● Exercise: Gather up every line from the entries below that uses the word "battery".

[Page and application data records]
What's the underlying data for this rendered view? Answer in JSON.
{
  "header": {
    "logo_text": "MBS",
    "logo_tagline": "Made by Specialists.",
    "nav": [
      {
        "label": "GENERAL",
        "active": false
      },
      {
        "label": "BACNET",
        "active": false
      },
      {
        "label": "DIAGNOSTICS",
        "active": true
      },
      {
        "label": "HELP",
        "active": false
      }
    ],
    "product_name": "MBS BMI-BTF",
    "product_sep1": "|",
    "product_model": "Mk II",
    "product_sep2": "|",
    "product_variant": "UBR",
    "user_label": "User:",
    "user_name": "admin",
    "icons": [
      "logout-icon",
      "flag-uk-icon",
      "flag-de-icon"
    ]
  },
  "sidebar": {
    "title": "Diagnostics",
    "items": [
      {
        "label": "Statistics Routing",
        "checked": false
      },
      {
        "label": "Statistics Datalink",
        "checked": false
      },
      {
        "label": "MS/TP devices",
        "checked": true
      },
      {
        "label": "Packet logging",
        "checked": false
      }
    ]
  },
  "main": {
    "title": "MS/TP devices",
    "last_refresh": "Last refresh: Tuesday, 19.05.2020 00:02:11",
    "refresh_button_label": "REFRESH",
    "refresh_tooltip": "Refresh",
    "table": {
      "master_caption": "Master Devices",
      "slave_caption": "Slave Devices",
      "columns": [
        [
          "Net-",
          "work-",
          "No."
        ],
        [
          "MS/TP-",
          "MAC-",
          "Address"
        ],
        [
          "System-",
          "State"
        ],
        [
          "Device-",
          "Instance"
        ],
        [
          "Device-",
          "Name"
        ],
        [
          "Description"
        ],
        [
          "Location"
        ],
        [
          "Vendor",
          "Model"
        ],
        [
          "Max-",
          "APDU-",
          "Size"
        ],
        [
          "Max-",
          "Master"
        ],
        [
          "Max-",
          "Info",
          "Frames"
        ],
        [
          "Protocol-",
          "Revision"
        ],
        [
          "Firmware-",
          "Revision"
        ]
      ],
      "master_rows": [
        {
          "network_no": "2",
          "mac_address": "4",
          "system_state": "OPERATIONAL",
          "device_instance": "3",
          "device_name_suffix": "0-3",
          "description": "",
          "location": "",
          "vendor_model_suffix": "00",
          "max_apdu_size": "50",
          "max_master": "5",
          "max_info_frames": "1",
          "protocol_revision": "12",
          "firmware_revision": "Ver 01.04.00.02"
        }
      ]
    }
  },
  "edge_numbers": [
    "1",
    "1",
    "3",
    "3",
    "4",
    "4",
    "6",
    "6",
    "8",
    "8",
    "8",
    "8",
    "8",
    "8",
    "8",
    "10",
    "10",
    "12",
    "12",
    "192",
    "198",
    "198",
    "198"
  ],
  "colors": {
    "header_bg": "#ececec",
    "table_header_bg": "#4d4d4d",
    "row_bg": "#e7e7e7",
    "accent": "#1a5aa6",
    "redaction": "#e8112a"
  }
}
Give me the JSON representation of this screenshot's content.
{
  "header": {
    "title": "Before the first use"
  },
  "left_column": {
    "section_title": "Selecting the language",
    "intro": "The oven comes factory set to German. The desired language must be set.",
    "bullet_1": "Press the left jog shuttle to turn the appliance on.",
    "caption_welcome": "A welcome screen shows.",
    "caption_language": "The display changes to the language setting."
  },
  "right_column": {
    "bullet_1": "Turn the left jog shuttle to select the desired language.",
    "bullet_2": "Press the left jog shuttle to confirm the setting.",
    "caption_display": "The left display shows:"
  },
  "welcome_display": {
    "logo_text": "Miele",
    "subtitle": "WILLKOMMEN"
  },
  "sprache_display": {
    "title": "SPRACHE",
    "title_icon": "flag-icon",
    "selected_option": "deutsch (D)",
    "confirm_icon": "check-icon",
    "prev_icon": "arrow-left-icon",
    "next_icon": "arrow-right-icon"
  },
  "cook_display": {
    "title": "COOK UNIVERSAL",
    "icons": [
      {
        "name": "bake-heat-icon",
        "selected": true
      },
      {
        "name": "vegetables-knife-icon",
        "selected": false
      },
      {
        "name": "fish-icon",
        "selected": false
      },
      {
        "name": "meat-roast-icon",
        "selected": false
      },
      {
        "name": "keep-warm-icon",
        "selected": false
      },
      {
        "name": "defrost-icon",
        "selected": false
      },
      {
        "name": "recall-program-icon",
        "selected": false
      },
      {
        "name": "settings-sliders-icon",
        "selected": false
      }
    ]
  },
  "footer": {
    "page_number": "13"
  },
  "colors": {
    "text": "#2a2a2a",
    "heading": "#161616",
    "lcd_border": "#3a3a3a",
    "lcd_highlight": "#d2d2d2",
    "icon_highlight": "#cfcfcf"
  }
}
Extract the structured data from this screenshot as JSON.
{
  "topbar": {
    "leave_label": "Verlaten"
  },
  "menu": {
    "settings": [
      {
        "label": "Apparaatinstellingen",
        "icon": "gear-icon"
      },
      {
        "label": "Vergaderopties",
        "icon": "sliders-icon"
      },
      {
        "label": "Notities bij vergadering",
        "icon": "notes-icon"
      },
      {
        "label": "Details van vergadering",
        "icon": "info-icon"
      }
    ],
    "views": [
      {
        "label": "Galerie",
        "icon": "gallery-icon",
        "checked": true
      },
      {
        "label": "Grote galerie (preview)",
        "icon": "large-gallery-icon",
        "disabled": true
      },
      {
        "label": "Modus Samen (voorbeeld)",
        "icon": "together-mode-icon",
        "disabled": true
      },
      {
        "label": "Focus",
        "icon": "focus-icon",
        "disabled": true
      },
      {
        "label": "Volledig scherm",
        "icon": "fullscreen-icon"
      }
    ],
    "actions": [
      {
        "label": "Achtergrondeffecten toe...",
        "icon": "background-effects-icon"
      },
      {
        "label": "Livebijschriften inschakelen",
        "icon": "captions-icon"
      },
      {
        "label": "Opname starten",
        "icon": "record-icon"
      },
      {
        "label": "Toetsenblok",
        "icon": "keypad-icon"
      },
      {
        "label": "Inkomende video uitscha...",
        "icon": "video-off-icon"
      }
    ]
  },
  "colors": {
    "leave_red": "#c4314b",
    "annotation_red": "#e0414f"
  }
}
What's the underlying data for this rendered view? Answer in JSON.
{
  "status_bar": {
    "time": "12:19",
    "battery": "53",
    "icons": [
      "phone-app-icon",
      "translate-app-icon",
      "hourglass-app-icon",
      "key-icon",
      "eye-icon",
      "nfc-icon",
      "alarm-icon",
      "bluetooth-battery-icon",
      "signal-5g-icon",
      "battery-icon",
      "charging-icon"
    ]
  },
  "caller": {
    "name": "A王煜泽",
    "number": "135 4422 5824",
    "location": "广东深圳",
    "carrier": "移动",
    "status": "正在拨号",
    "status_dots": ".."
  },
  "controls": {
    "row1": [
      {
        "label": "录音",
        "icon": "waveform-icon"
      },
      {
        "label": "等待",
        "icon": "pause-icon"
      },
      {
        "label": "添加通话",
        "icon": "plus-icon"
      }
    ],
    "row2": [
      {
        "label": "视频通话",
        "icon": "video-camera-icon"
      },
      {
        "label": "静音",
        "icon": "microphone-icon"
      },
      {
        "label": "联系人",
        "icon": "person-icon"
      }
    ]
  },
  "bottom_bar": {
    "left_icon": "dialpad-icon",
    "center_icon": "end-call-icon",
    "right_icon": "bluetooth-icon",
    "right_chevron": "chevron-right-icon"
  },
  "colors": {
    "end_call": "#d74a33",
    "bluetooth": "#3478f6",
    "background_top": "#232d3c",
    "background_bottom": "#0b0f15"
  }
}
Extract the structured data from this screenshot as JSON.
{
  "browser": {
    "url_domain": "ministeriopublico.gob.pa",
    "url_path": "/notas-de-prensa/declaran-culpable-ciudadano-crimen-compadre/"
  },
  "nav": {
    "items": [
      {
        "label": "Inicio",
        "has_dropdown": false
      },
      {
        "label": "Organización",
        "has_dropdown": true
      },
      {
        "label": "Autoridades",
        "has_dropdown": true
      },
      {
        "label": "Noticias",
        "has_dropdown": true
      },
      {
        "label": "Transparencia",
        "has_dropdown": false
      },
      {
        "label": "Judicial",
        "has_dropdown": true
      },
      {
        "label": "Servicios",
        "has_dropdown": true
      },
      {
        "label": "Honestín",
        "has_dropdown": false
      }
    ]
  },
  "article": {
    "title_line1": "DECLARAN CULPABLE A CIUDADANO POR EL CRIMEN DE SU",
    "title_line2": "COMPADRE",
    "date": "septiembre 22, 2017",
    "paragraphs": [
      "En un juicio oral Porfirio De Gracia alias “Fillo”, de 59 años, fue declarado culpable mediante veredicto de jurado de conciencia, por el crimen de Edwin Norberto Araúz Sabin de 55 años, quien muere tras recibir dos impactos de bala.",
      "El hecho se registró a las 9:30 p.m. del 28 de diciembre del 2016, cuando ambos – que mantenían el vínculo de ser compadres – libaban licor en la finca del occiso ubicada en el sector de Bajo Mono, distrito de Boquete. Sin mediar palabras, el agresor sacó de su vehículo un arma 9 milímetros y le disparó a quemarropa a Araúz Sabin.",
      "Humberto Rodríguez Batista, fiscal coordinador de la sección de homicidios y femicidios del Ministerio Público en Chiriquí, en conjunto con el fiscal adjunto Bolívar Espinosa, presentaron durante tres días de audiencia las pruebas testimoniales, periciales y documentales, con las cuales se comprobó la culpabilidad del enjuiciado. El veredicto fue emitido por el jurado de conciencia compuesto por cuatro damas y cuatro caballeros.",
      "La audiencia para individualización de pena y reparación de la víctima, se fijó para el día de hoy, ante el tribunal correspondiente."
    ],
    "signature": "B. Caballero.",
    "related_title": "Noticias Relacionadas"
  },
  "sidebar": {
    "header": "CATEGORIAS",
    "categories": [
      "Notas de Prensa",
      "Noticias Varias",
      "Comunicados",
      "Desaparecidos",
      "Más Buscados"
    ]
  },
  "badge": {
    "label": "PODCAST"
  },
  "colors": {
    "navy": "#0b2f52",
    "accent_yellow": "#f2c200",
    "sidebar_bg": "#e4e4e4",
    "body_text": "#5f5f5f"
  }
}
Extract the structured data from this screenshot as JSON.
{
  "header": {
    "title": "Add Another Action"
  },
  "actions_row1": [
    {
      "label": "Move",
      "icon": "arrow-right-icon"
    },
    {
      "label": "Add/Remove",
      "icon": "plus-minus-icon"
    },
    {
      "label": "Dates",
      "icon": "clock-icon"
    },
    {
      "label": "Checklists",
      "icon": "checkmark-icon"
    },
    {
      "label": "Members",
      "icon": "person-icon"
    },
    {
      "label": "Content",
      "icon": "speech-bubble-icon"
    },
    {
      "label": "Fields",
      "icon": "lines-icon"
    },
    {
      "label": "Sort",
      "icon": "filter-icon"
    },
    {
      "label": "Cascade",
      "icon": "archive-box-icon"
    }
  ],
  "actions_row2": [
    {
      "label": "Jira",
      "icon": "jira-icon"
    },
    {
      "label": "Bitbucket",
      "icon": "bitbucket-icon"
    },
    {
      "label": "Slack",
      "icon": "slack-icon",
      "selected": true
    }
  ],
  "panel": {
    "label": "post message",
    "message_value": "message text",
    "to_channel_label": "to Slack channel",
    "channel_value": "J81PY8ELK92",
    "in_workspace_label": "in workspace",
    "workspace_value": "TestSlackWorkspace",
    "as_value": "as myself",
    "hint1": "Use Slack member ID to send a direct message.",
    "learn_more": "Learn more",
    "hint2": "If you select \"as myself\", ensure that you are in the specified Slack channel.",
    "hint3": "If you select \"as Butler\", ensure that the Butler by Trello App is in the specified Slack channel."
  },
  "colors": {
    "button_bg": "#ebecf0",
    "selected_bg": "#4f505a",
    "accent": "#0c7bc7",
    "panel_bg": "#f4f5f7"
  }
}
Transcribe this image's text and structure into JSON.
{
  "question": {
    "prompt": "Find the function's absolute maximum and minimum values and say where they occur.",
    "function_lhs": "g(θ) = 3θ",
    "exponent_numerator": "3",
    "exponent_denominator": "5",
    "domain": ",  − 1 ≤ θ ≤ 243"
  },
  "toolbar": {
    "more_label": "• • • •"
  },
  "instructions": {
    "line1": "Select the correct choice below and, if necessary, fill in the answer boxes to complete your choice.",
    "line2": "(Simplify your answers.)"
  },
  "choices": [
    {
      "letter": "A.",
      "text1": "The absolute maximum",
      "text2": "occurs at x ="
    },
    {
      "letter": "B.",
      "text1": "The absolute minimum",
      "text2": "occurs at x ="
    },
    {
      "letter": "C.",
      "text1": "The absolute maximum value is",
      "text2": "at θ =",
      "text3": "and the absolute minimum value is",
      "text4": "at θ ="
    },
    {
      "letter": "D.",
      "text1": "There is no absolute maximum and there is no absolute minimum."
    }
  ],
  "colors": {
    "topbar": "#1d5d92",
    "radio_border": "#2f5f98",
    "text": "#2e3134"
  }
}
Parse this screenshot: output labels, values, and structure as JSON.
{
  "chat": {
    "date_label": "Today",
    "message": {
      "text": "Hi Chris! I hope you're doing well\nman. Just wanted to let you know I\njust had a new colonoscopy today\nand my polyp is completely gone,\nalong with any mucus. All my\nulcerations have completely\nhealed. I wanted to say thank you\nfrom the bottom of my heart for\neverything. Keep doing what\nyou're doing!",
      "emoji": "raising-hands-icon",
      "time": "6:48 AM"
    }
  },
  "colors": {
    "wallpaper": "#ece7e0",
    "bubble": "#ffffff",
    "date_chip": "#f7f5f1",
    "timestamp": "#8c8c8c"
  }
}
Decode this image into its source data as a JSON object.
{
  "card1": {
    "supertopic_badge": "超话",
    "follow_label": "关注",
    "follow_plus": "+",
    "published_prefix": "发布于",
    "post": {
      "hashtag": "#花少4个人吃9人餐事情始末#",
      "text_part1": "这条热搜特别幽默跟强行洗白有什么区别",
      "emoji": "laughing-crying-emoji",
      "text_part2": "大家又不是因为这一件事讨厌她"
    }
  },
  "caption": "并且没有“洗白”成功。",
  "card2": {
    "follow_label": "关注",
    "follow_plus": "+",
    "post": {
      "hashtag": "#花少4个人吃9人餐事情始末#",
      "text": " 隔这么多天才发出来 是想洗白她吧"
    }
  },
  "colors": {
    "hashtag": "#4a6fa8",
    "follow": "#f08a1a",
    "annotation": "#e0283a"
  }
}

● Written solution:
    "battery": "53",
      "bluetooth-battery-icon",
      "battery-icon",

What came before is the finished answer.